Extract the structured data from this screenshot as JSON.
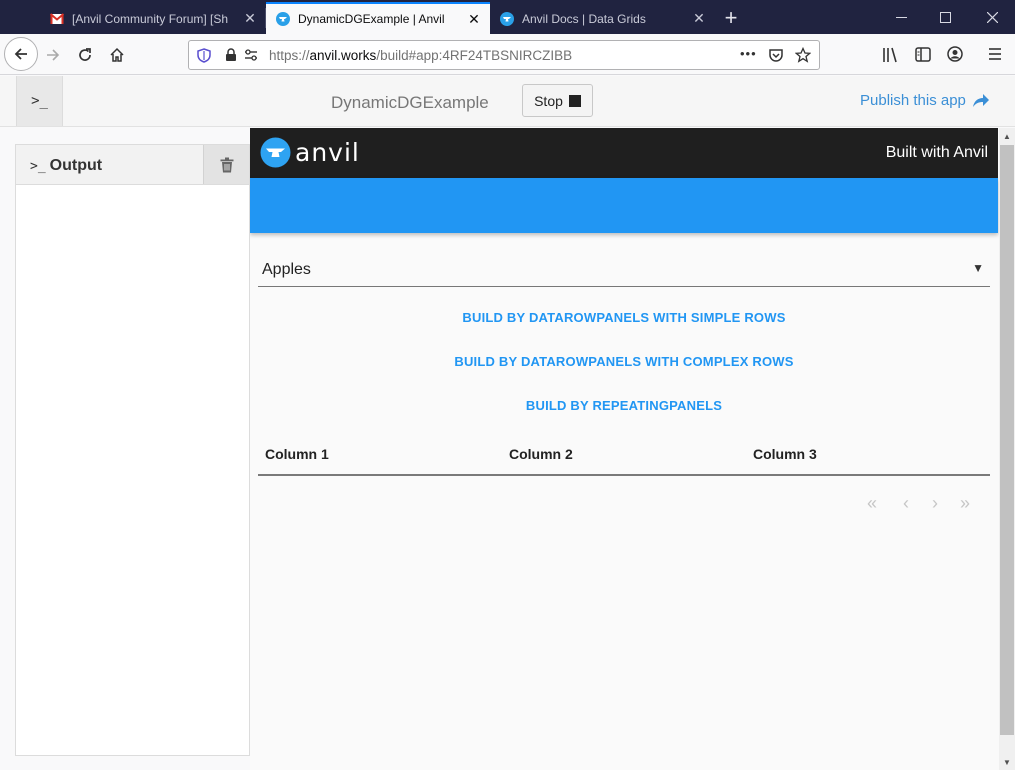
{
  "browser": {
    "tabs": [
      {
        "title": "[Anvil Community Forum] [Sh",
        "icon": "gmail-icon"
      },
      {
        "title": "DynamicDGExample | Anvil",
        "icon": "anvil-icon"
      },
      {
        "title": "Anvil Docs | Data Grids",
        "icon": "anvil-icon"
      }
    ],
    "url": {
      "prefix": "https://",
      "host": "anvil.works",
      "path": "/build#app:4RF24TBSNIRCZIBB"
    },
    "url_menu": "•••"
  },
  "anvil_toolbar": {
    "terminal_glyph": ">_",
    "app_name": "DynamicDGExample",
    "stop_label": "Stop",
    "publish_label": "Publish this app"
  },
  "output": {
    "prompt": ">_",
    "title": "Output"
  },
  "app": {
    "logo_text": "anvil",
    "built_with": "Built with Anvil",
    "dropdown_value": "Apples",
    "buttons": [
      "BUILD BY DATAROWPANELS WITH SIMPLE ROWS",
      "BUILD BY DATAROWPANELS WITH COMPLEX ROWS",
      "BUILD BY REPEATINGPANELS"
    ],
    "columns": [
      "Column 1",
      "Column 2",
      "Column 3"
    ],
    "pager": {
      "first": "«",
      "prev": "‹",
      "next": "›",
      "last": "»"
    }
  },
  "colors": {
    "accent": "#2196f3",
    "tabstrip": "#202340",
    "header": "#1f1f1f"
  }
}
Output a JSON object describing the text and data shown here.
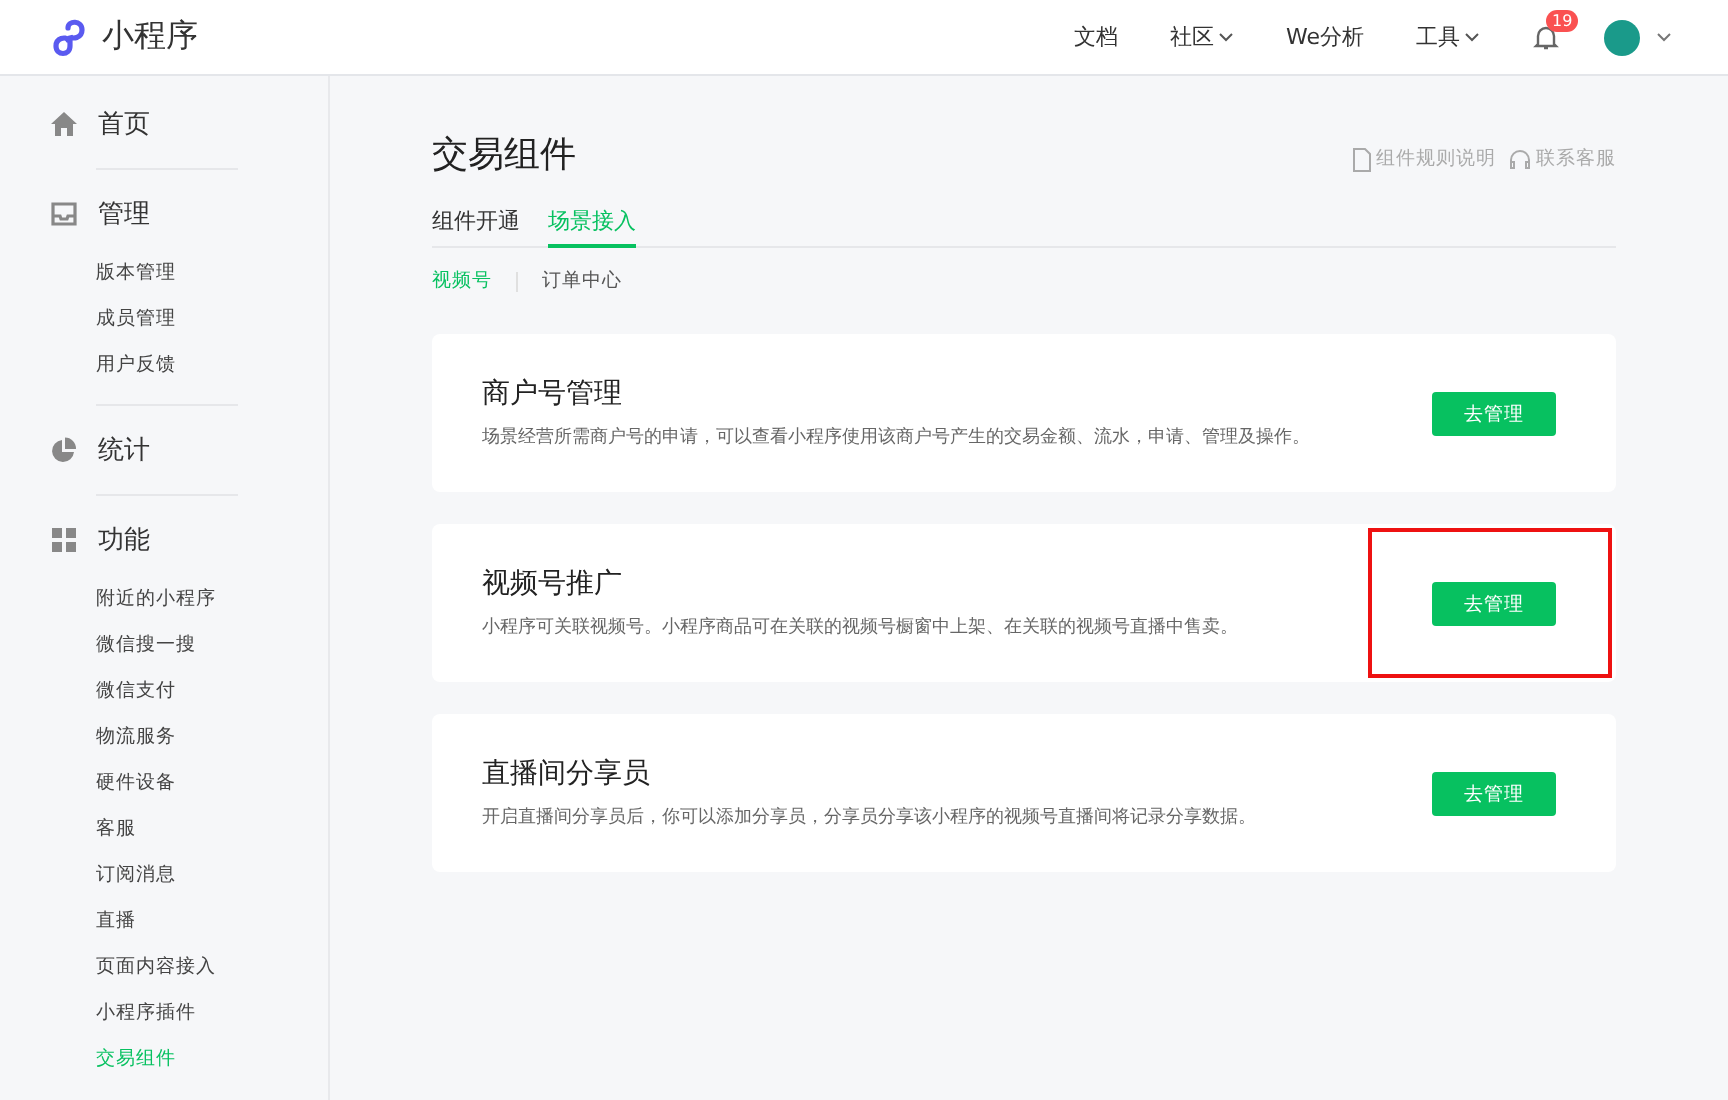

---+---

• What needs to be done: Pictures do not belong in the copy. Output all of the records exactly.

• Your response:
Extract the structured data from this screenshot as JSON.
{
  "browser": {
    "tabs": [
      {
        "title": "[Anvil Community Forum] [Sh",
        "icon": "gmail-icon"
      },
      {
        "title": "DynamicDGExample | Anvil",
        "icon": "anvil-icon"
      },
      {
        "title": "Anvil Docs | Data Grids",
        "icon": "anvil-icon"
      }
    ],
    "url": {
      "prefix": "https://",
      "host": "anvil.works",
      "path": "/build#app:4RF24TBSNIRCZIBB"
    },
    "url_menu": "•••"
  },
  "anvil_toolbar": {
    "terminal_glyph": ">_",
    "app_name": "DynamicDGExample",
    "stop_label": "Stop",
    "publish_label": "Publish this app"
  },
  "output": {
    "prompt": ">_",
    "title": "Output"
  },
  "app": {
    "logo_text": "anvil",
    "built_with": "Built with Anvil",
    "dropdown_value": "Apples",
    "buttons": [
      "BUILD BY DATAROWPANELS WITH SIMPLE ROWS",
      "BUILD BY DATAROWPANELS WITH COMPLEX ROWS",
      "BUILD BY REPEATINGPANELS"
    ],
    "columns": [
      "Column 1",
      "Column 2",
      "Column 3"
    ],
    "pager": {
      "first": "«",
      "prev": "‹",
      "next": "›",
      "last": "»"
    }
  },
  "colors": {
    "accent": "#2196f3",
    "tabstrip": "#202340",
    "header": "#1f1f1f"
  }
}
Output a JSON object describing the text and data shown here.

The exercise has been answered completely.